● **Assignment**
Look through the listing below, and wherever a line has the string "JSON", copy it.

Start of Given records

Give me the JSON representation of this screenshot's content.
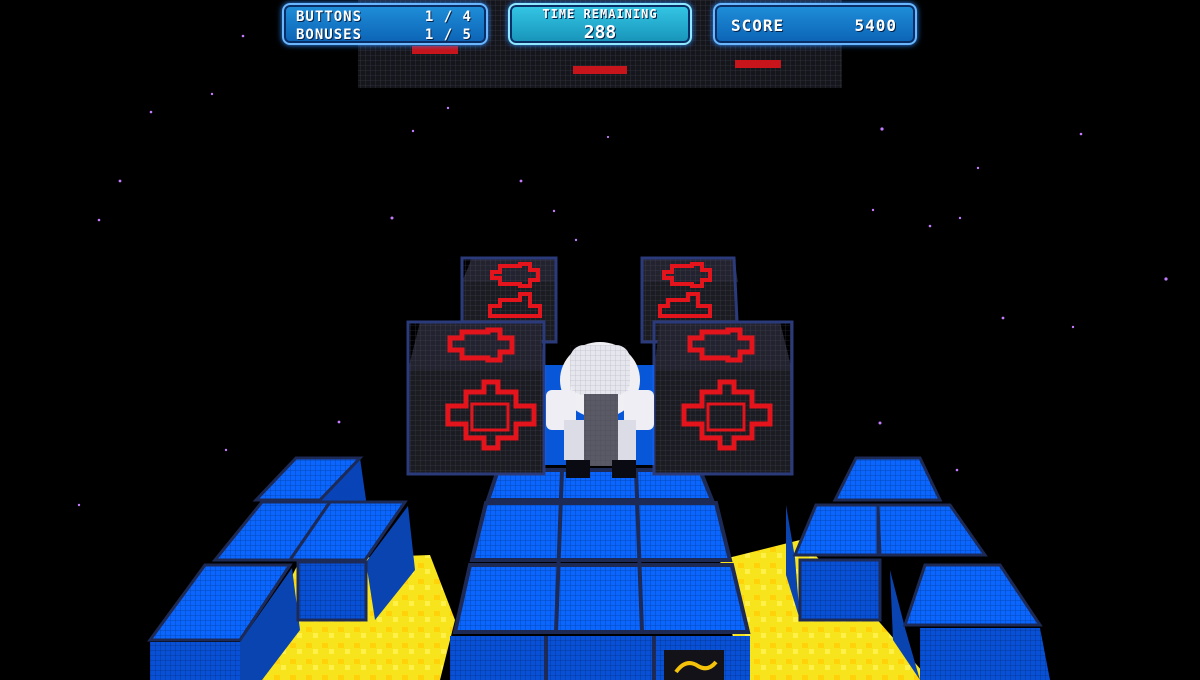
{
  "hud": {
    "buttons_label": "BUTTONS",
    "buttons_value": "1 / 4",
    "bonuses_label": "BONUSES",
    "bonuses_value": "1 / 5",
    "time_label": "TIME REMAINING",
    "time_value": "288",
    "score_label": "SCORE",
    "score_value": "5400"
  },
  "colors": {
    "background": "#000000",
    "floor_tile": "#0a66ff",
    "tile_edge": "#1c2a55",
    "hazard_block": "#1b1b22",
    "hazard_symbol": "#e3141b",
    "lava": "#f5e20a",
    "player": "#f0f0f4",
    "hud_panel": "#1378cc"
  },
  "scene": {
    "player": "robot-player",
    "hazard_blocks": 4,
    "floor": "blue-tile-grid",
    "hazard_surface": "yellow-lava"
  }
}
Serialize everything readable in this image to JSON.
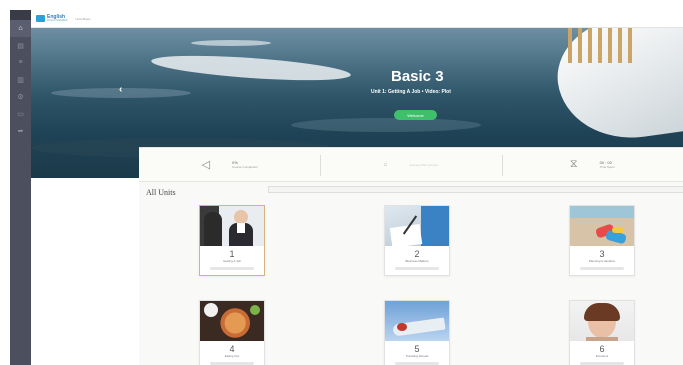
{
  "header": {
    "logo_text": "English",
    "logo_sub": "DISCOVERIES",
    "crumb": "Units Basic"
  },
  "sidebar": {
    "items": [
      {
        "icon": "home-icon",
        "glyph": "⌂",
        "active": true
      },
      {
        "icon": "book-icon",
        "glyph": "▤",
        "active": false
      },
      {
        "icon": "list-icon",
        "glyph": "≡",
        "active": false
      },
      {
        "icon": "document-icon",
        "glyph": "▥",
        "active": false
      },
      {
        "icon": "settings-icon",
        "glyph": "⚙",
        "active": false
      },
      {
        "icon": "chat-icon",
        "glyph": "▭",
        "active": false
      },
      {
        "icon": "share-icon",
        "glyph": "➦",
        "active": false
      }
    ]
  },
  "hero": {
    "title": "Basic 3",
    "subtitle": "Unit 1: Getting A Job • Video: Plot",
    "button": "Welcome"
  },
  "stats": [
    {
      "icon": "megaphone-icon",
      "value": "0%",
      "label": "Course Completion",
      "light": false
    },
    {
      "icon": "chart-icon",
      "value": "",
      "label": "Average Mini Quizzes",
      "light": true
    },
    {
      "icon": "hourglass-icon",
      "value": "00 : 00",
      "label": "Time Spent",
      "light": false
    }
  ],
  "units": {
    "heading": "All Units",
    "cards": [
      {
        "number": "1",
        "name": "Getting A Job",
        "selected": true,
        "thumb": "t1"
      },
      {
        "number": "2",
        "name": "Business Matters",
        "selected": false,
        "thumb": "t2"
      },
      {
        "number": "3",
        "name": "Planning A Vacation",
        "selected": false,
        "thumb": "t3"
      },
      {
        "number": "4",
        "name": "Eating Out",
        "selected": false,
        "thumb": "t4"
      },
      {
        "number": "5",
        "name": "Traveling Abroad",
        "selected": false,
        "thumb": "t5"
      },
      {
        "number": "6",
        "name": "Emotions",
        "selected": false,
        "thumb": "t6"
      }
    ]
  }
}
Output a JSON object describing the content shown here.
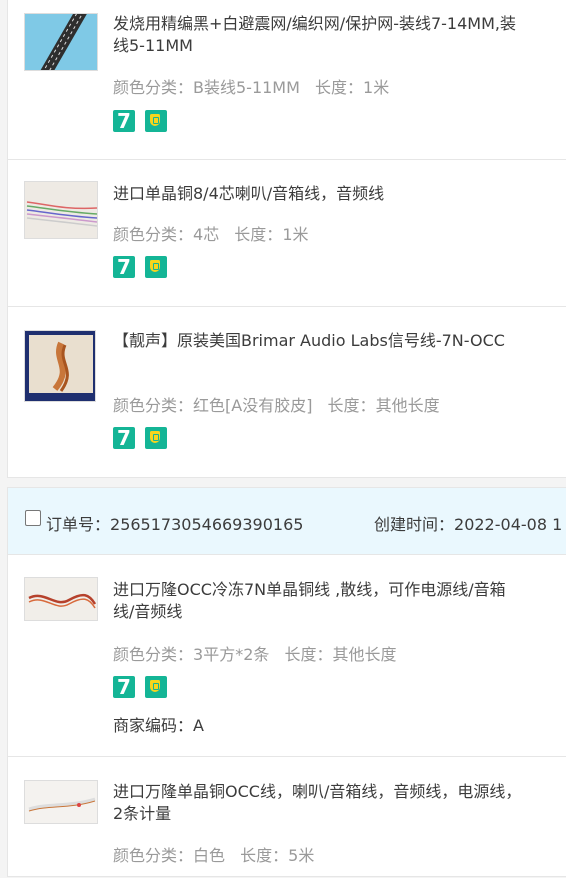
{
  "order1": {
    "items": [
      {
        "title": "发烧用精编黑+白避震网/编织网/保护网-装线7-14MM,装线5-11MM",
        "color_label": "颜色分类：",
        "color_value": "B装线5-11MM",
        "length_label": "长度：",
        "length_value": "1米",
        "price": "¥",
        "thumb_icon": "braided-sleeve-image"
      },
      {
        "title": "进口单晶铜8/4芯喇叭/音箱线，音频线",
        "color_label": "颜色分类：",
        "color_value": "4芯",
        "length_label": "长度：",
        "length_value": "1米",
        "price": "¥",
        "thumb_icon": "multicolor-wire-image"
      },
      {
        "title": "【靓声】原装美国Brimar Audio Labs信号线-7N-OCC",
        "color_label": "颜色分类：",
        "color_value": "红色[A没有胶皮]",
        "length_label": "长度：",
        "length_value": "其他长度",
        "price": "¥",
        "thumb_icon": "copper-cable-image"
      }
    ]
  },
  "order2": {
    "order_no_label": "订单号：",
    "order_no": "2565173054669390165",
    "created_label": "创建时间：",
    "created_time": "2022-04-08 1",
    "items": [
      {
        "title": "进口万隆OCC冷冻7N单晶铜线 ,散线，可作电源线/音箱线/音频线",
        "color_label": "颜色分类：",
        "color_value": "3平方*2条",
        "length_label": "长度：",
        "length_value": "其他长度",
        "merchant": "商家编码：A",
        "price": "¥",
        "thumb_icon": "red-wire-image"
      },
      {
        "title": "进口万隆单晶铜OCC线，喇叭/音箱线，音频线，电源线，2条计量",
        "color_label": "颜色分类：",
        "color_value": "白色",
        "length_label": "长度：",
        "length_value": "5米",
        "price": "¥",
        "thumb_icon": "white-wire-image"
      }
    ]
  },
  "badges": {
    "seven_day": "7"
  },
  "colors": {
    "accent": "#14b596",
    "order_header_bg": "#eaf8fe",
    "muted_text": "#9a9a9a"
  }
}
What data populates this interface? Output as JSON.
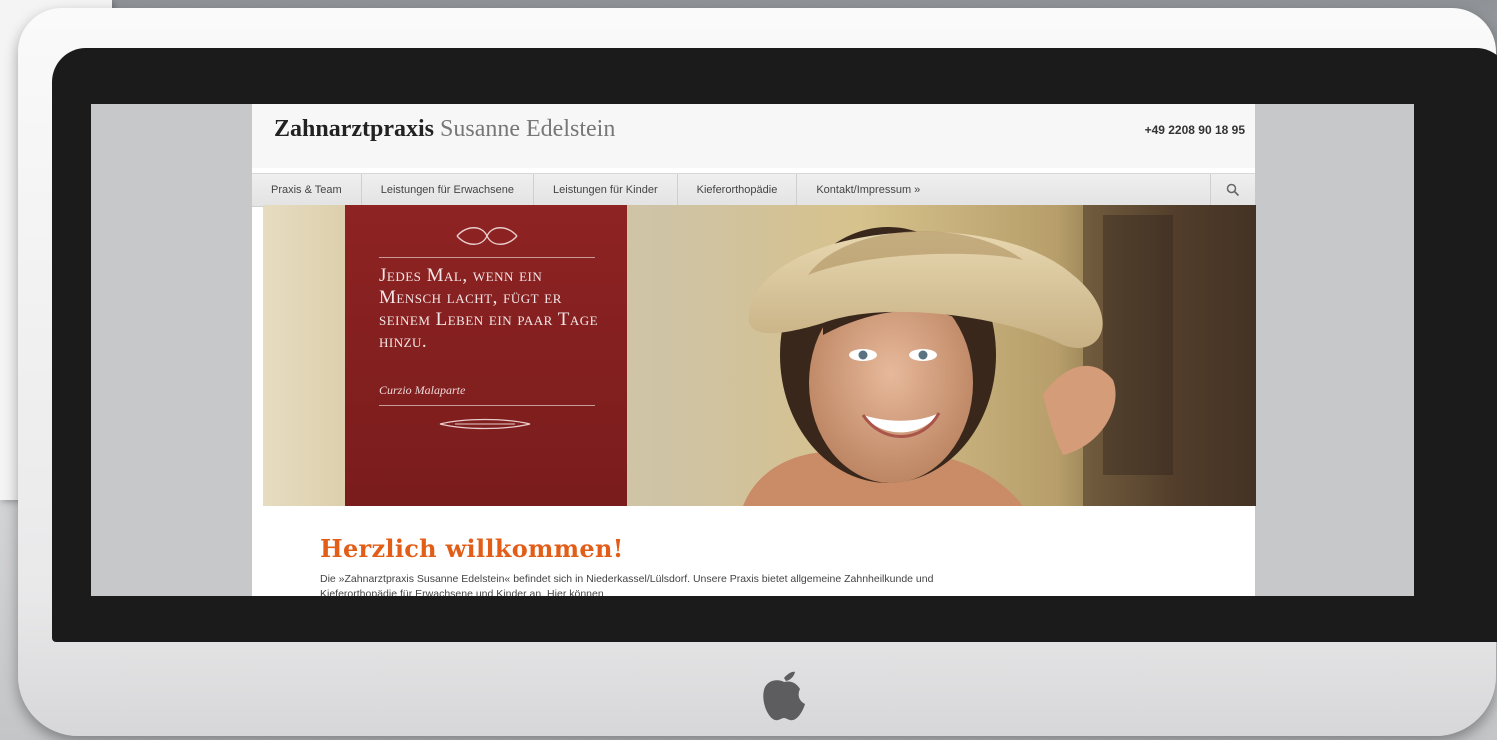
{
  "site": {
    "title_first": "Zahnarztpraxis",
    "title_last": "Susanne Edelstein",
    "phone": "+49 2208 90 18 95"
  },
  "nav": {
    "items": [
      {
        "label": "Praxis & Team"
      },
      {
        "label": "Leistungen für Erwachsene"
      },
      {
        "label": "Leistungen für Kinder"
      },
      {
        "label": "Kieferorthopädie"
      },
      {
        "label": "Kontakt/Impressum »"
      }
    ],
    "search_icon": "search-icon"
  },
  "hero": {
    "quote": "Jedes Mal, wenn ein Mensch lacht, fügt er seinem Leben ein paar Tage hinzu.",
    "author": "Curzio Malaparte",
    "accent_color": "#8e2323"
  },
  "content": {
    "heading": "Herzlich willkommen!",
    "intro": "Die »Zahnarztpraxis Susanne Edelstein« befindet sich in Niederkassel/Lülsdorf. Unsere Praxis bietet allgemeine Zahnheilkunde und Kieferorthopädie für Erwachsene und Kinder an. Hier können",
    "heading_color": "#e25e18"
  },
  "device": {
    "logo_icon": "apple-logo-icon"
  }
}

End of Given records

● **Completed task**
Give me the JSON representation of this screenshot's content.
Serialize everything readable in this image to JSON.
Output a JSON object describing the content shown here.
What data populates this interface? Output as JSON.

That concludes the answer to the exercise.